The Swedes had rolled up an incredible amount of territory in a very small amount of time, and the patchwork of principalities and city-states that they controlled were beginning to rethink their allegiances. Gustav needed a solution fast, and his aide-de-camp, Axel Oxensternia, provided the answer. He proposed that, in order to continue the war on the Hapsburgs, they would need a permanent political settlement with Germany. This would keep the various dukes and princes satisfied, while enabling Sweden to draw on a huge manpower pool for further conquest. The deal was presented to the princes at Magdeburg in 1627. It was debated back and forth for three months, until finally Gustav simply proclaimed it and ignored the inevitable complaints. Under it, all the German territory would be ceded to Sweden, but the local rulers would retain nominal control over the territory. As in Sweden, all the boys between the ages of 18-24 would have to serve in the military, and a national tax would be levied. The internal affairs of Swedish Germany (the official title) would be governed by democratically elected officials that would come together at the House of Lords in Magdeburg to discuss issues. During this time, the Swedish troops were busy securing the conquered territories.

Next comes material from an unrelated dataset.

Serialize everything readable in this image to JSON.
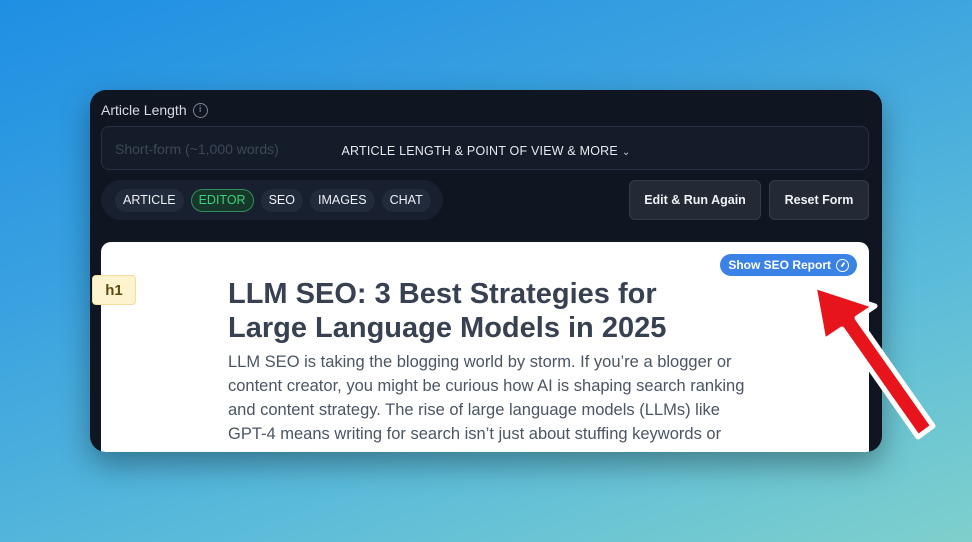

The Peace of Lorraine (1627)
Gustav and Emperor Maximilian declared a peace while meeting in Lorraine. All German territories outside of Austria would be added to S. Germany, however, the Spanish Road would be kept open for Austrian troops and supplies to go to the Spanish Netherlands.
Immediately after the peace, Gustav ordered the College of Jena (a well-respected establishment located in Germany. Much like Oxford or Cambridge of a later era) design a musket that could fire 15 shots in ten minutes, be able to be mass-produced in numbers large enough to completely rearm the Swedish military in less than five years, and be able to be scaled down for use by cavalry or by marines.
1629: The Ministry of Colonisation is established. As the 30 Years War (ATL called the German War) had displaced hundreds of thousands of civilians, from the Netherlands to Poland, a chance to start a new life, free from almost all restrictions, was too good to pass up. Each family would be given free passage to the New World, a small amount of money (OTL equivalent: $100,000), and 100 acres of mixed forest and grassland. Taxes would be half as much as they would be in the Old World; however, the colonists would have to be able to pay off their debt within ten years, or be evicted and their land given to new colonists.
1633: The College of Jena presents it's musket. It is approximately 11 pounds, and can fire (on average) 16 rounds every ten minutes. Powder and shot would be contained together in a linen cartridge. When rammed down, small blades at the muzzle would slice the cartridge open, pouring the powder down. Everything else was the same as any other musket, except for the fact that the snaphaunce could be cocked back by pulling on the trigger guard, and the fact that the powder horn had a small lever to measure out exactly the right amount of primer. It was adopted as the Universal Service Rifle (mark 1). The musket was first assigned to the fusiliers (troops tasked with protecting the Swede's amazing artillery).
1634: Two states are added to the Swedish Union, adding to the existing 11. These were New Sweden (Nova Scotia through Connecticut, with all territory east of the St. Lawrence river), and Hejiskii (New Jersey south to northern Florida, and west to the western Appalachians.). As opposed to OTL, the French were prevented from settling Canada, since the Swedes took all the coastline, and were using fishing boats to patrol the waters. The Dutch, being allies of the Swedes, held on to OTL New York (ATL New Amsterdam).
The King's English War (1634-1639)
Due to the Swede's rapid colonisation of The Americas, England began to think of taking its colonies. However, it would have to transport troops to the Americas, and, with only a small enclave near Jamestown, had no bases in the area. This being so, England decided to attack Sweden in Europe.